Is the WCCM a contemporary movement of the Spirit within which the legacy of the skete is being somehow renewed? Is this skete legacy being renewed anywhere else?
In the book New Monasticism as Fresh Expression of Church, Philip Roderick describes a way in which the monastic skete can be applicable today
In essence, the word ‘skete’ describes a cluster of people, drawn to commit to the way of Christ. They will experience their preference to live as individuals or as individual couples, not so much in community houses but rather in separate but invisibly linked homes – cabins, caravans, houses, homesteads, flats or farms. Each person in the skete and in the ‘enclosure’ of their own heart and home, will be hungry and thirsty to live the mystery of life in Christ. Participants in the skete will choose to pattern their lifestyles to allow a high degree of aloneness and yet also a real sense of interconnectedness and common cause on the spiritual journey (4).
Roderick has used the skete example in the development of the Hidden Houses of Prayer network within parts of the UK.
The mission statement of the WCCM is: ‘to communicate and nurture meditation as passed on through the teaching of John Main in the Christian tradition in the spirit of serving the unity of all.’ A question is, is the formation of sketes within the WCCM consistent with this mission statement? I would see that it is. How might this happen?
Roderick’s words give us a kind of blueprint. Perhaps there are among the WCCM people who are drawn to this way of Christian and contemplative living? Perhaps it is happening unrecognised already. The skete ‘cluster’ may be a way through which dedicated contemplatives within the WCCM can support each other as they grow into Christ through meditation and as they teach meditation. WCCM oblates, as living the desert monastic tradition within the WCCM, would seem to be an obvious and suitable fit for this potential skete renewal.
Desert spirituality today is not about moving physically to a desert. It is about discovering, exploring, and living in the desert that is always with us. Like silence, the inner desert lives on within each of us. We just cover it up. To experience this desert is to experience our own radical simplicity before ourselves, life, and God. In this simplicity is the freedom, the peace, the inner stability which is longed for today – now more than ever.

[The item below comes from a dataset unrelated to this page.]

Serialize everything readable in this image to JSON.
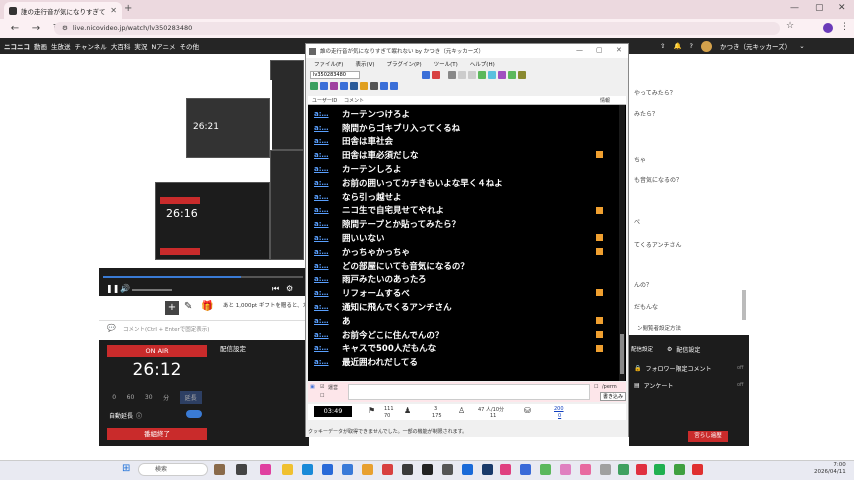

Into this longing, and into the middle of suburbia, the WCCM could help place the skete.
(1) In Thomas Merton (trans) The Wisdom of the Desert (1960, 1997), 32.
(2) Merton (trans) The Wisdom of the Desert, 108.
(3) Benedicta Ward (trans) The Wisdom of the Desert Fathers (1975, 1986), ix.
(4) Philip D. Roderick ‘Connected Solitude: Re-Imagining the Skete’, in New Monasticism as Fresh Expression of Church (2010), 102.